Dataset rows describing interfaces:
════════
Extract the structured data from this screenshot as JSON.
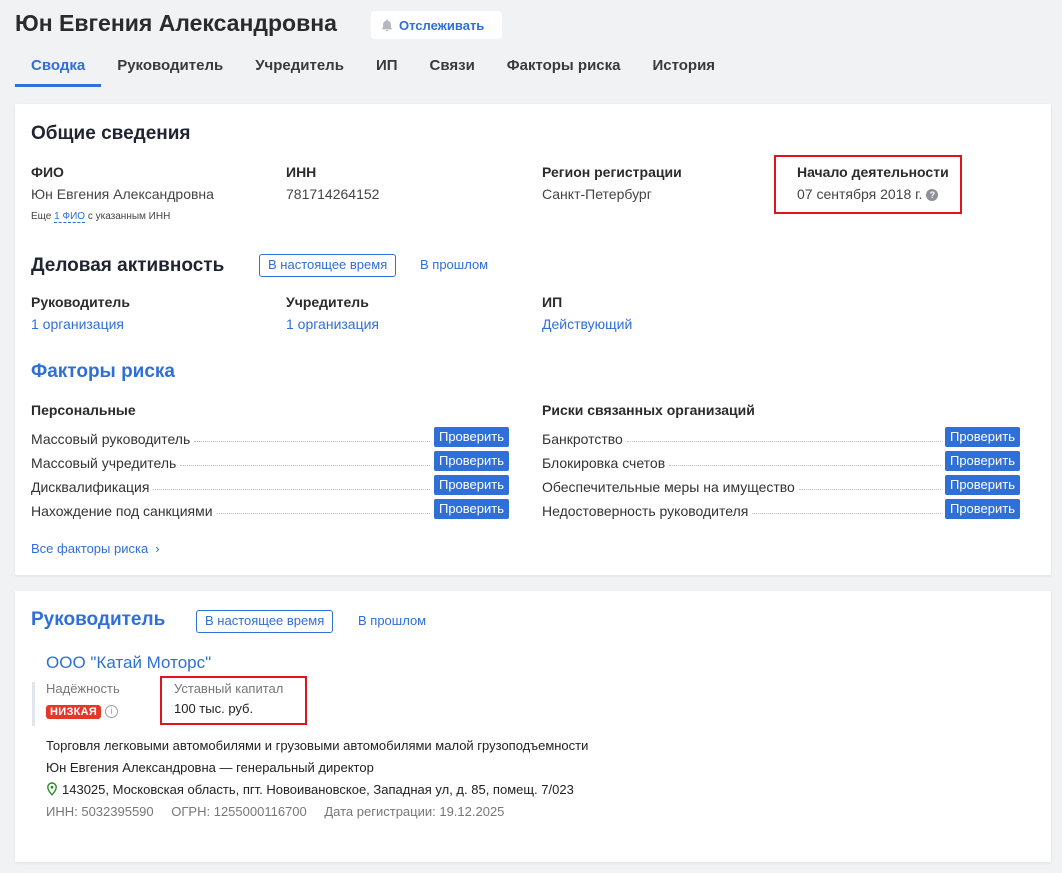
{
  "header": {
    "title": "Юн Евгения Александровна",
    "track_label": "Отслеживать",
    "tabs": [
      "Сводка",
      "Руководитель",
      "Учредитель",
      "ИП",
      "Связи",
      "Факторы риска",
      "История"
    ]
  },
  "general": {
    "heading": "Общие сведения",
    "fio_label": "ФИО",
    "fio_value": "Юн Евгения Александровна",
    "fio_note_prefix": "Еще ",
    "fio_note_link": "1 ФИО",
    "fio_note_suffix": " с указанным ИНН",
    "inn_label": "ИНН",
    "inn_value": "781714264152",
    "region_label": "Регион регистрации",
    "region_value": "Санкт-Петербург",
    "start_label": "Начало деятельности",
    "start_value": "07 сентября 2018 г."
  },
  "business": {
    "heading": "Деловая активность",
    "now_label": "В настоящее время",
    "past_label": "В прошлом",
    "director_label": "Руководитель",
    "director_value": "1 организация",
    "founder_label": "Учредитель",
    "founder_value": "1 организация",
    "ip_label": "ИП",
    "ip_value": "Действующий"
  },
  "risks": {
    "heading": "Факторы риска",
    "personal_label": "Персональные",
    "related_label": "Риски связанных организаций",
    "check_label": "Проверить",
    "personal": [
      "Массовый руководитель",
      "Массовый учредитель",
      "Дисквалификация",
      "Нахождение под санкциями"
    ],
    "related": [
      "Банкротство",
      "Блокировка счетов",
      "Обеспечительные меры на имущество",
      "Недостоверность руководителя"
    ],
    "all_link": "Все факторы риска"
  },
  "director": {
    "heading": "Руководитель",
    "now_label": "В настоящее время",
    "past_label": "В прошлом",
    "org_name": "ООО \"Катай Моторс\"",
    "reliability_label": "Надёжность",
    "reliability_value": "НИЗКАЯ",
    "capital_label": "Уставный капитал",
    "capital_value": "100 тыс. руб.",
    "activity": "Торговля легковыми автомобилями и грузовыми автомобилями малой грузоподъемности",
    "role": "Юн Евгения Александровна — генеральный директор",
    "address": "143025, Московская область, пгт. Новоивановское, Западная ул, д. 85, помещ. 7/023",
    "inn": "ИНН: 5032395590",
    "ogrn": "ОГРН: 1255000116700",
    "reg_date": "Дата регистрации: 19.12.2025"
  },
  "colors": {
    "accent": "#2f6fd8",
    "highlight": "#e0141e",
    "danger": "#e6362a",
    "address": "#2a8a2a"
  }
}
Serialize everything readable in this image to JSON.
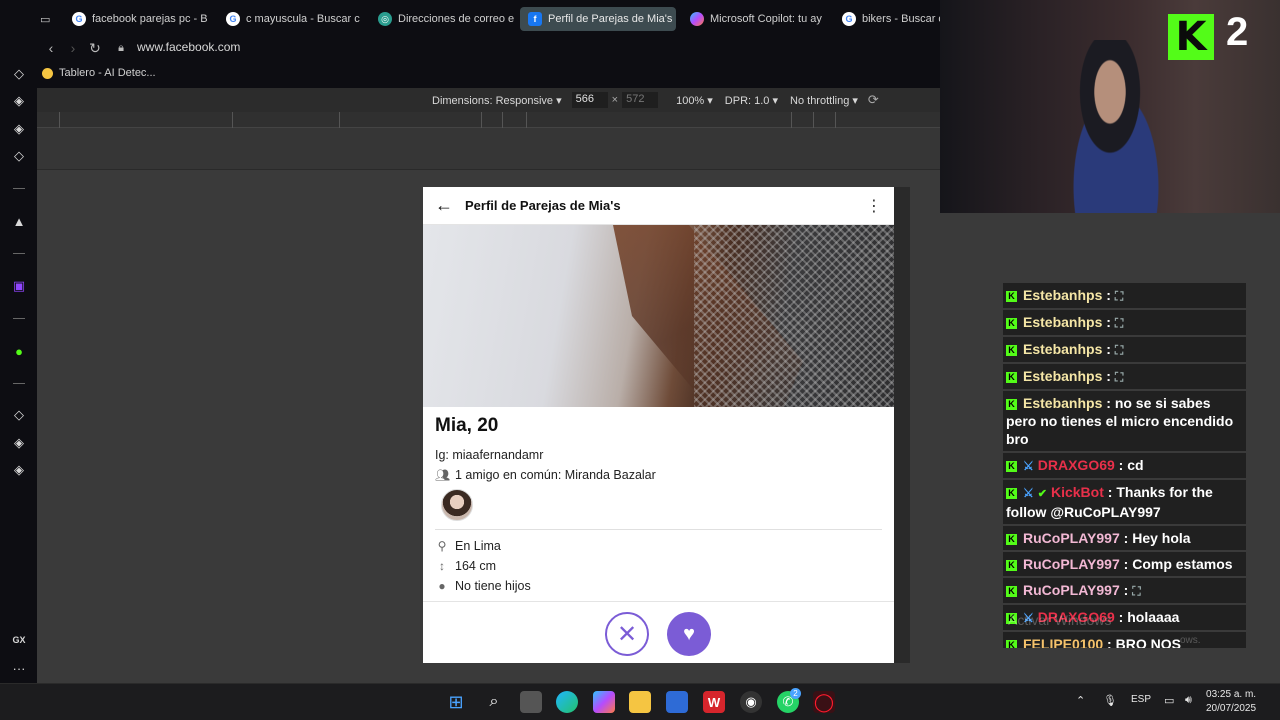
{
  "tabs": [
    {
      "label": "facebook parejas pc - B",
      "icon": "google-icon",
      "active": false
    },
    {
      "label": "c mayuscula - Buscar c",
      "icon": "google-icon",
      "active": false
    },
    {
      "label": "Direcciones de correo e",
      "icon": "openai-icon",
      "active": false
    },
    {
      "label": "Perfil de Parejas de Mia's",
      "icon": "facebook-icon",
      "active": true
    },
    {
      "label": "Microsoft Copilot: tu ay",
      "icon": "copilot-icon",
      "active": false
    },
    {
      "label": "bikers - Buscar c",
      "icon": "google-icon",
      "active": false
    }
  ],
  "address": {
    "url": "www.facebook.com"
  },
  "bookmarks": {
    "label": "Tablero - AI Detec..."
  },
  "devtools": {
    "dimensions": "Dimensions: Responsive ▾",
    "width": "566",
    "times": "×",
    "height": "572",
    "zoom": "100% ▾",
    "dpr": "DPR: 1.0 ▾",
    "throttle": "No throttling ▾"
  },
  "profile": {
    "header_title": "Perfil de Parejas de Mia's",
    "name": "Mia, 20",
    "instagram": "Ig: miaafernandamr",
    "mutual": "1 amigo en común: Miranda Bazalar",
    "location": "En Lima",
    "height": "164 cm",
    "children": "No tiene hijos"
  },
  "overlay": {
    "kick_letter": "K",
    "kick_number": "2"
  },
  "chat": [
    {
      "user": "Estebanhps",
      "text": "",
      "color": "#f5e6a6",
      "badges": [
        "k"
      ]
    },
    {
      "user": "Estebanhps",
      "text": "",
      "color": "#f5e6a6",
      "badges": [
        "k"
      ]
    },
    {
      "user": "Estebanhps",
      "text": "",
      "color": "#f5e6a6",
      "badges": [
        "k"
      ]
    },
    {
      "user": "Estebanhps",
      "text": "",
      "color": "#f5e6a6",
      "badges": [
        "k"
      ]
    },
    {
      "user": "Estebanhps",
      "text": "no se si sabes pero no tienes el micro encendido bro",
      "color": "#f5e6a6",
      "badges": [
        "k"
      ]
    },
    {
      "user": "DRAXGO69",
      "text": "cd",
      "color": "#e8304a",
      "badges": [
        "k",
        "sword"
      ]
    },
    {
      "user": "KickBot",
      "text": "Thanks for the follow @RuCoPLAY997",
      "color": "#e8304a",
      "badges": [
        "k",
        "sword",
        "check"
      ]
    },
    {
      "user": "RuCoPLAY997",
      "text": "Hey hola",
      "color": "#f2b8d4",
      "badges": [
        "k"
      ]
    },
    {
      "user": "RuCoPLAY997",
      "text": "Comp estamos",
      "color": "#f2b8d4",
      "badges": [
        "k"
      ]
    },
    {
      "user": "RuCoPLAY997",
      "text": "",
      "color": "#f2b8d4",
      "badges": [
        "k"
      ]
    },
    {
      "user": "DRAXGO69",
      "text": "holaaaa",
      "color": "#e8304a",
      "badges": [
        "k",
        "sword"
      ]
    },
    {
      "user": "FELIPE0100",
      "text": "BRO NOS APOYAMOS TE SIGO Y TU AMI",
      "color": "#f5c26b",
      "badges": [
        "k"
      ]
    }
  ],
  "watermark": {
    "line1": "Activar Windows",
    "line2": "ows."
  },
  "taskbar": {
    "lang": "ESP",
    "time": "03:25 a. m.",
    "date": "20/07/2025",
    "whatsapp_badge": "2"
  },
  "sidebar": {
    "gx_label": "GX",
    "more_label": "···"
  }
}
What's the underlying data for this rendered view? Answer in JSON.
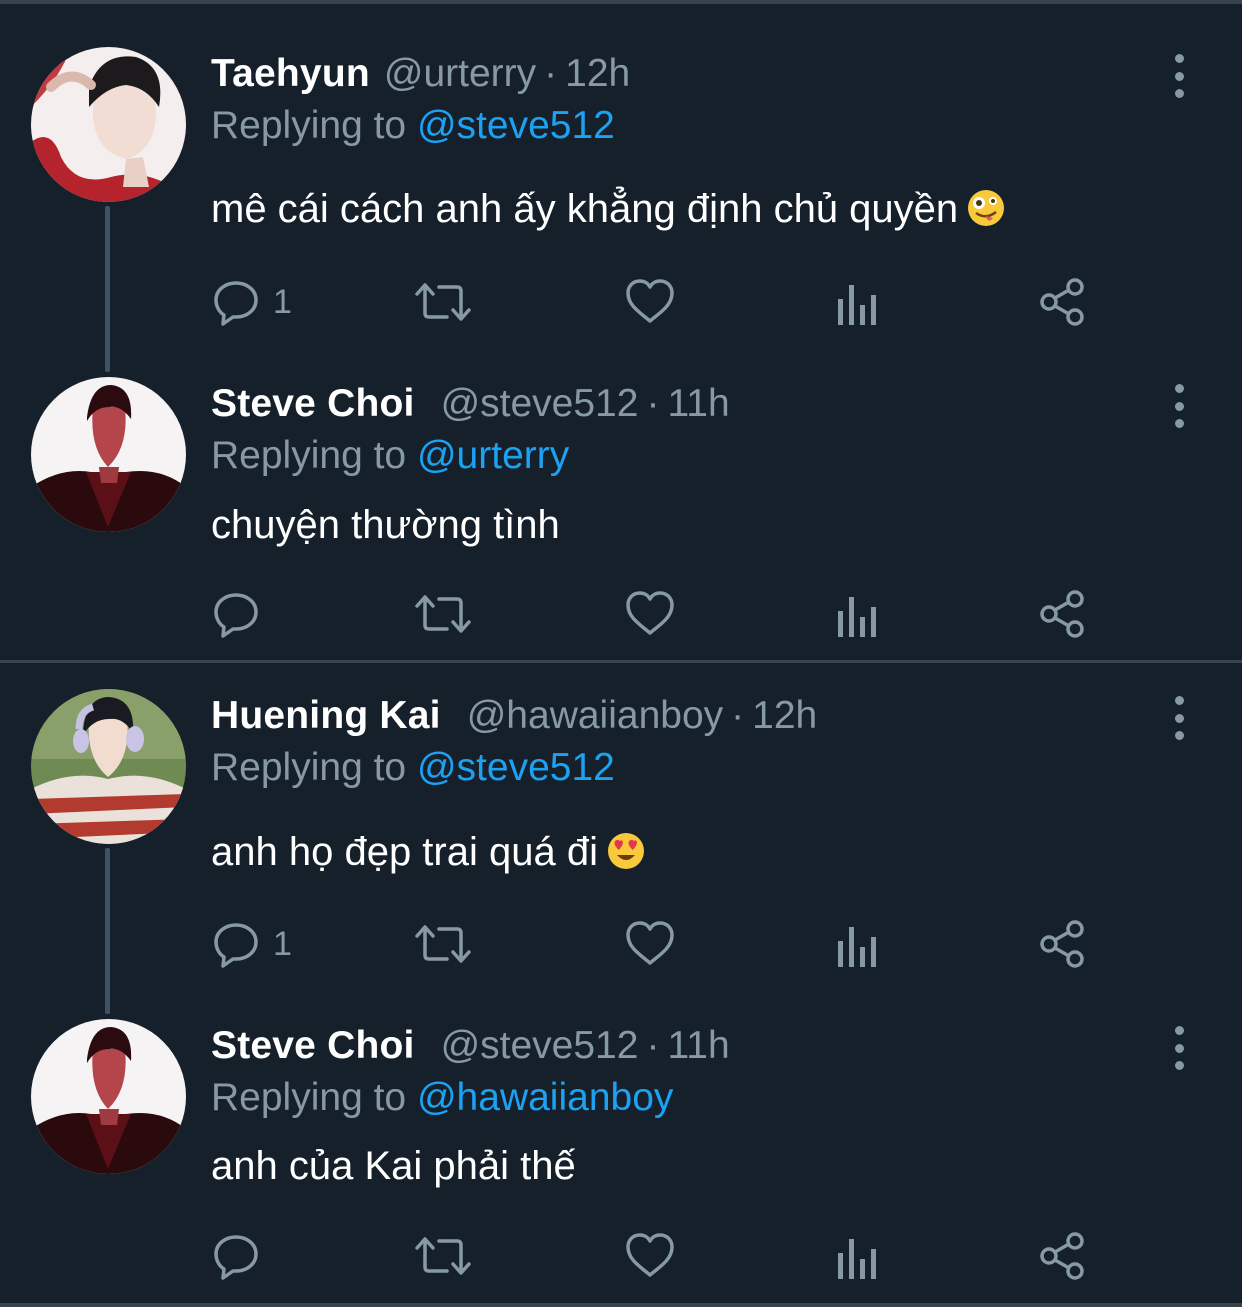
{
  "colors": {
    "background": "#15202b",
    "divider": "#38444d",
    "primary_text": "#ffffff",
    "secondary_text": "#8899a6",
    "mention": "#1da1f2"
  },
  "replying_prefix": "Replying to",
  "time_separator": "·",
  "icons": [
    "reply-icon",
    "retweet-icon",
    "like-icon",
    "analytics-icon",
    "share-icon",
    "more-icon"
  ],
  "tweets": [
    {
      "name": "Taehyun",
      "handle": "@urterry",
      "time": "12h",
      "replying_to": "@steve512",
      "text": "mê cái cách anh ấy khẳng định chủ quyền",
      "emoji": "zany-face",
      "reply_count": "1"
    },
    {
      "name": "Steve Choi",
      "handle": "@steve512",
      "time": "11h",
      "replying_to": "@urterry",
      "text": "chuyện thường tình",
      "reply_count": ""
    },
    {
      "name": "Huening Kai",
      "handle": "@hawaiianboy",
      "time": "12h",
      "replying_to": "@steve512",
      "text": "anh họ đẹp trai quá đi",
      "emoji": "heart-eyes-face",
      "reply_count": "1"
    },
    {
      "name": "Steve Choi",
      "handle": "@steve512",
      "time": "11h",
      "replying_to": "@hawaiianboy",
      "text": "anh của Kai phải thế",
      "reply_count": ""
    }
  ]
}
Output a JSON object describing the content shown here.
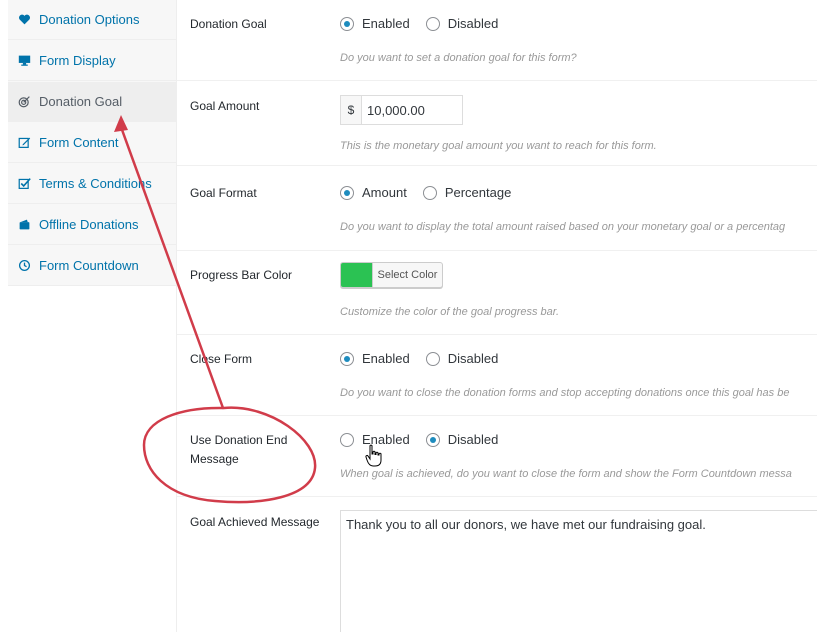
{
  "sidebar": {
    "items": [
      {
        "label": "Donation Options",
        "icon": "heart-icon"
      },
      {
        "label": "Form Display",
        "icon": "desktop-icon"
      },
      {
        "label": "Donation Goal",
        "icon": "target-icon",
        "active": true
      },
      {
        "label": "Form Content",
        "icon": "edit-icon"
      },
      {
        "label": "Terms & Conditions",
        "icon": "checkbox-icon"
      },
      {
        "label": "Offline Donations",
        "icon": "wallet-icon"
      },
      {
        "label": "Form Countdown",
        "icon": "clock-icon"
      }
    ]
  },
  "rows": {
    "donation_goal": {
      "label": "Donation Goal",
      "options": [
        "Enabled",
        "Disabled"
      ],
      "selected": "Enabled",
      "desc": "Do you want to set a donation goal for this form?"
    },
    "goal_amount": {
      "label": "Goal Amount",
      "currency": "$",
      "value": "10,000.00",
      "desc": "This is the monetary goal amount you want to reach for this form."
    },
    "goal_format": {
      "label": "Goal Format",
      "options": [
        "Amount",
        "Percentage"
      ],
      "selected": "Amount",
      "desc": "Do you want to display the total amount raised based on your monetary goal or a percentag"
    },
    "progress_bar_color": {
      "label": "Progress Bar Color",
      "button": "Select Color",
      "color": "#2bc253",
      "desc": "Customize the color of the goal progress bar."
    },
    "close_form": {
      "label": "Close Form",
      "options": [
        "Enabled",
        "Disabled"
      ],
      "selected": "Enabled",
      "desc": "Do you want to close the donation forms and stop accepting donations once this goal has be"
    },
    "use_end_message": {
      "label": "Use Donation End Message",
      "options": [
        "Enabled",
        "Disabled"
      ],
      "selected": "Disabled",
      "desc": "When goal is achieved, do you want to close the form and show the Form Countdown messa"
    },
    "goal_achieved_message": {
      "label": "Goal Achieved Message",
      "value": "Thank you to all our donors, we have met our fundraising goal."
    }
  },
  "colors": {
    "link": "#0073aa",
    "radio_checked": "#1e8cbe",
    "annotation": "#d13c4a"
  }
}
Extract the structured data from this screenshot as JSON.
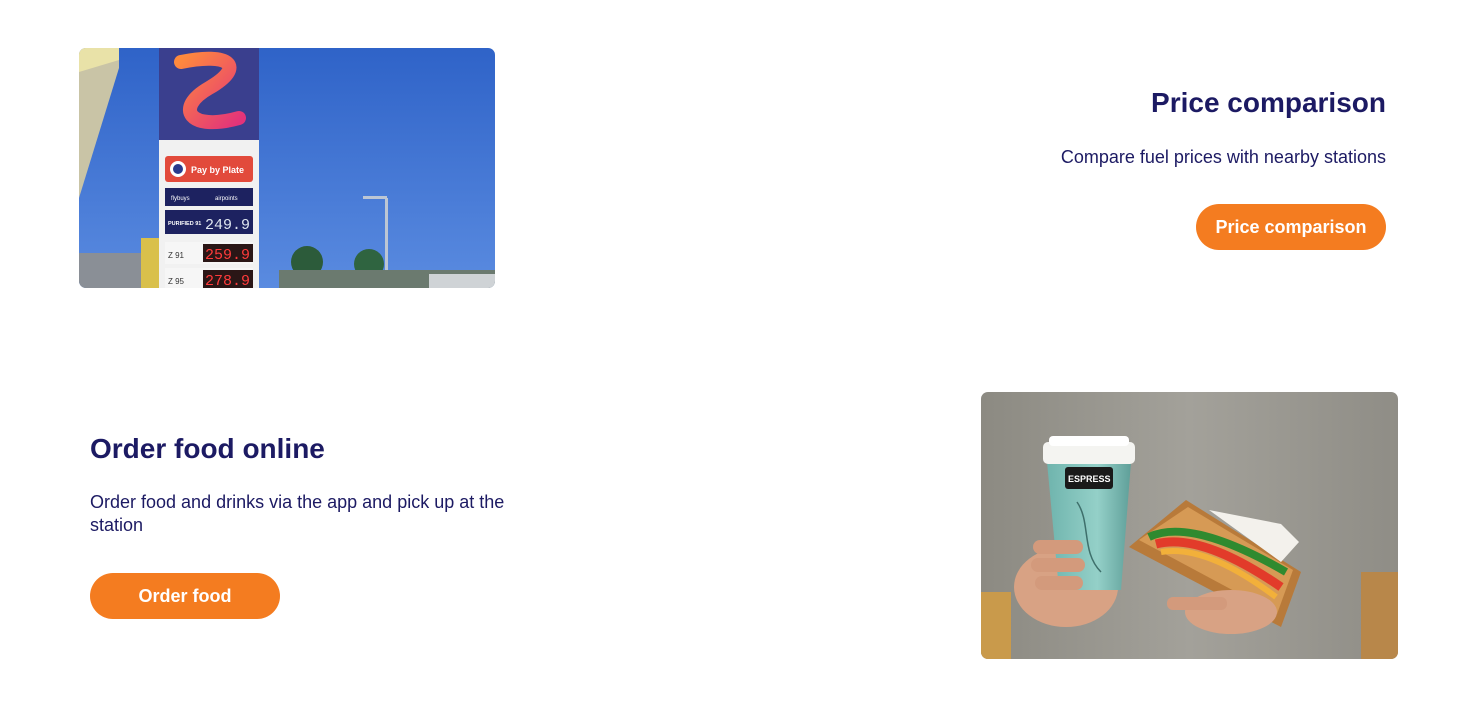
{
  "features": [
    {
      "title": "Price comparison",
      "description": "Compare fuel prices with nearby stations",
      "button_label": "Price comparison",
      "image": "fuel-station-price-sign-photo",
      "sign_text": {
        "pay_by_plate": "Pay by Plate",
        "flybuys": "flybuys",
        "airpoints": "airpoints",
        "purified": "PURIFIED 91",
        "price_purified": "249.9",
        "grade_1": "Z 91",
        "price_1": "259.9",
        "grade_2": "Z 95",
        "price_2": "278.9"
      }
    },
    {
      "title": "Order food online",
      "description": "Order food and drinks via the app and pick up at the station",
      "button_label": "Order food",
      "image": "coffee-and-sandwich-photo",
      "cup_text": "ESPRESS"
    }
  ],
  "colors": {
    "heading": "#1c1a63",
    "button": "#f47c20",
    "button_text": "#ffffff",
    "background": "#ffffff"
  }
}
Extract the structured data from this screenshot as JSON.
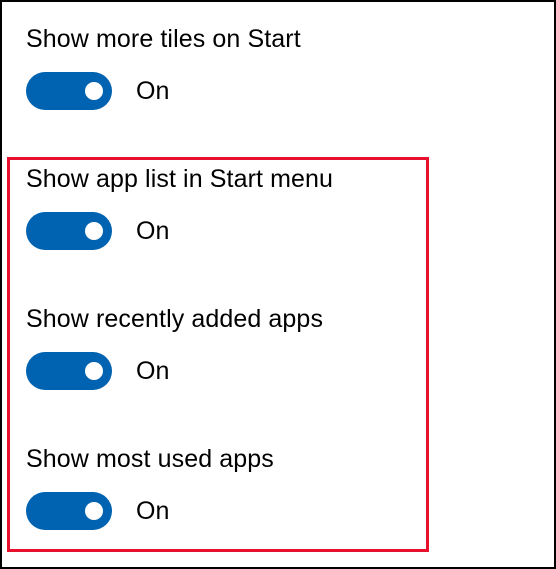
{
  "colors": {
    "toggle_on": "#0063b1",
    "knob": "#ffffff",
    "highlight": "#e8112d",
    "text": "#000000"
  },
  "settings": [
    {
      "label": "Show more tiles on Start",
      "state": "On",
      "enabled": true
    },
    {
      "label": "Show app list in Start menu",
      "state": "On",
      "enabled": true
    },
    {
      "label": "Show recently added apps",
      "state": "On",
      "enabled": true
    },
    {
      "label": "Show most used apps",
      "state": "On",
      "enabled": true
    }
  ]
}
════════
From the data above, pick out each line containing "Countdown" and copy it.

        "label": "Form Countdown",
      "desc": "When goal is achieved, do you want to close the form and show the Form Countdown messa"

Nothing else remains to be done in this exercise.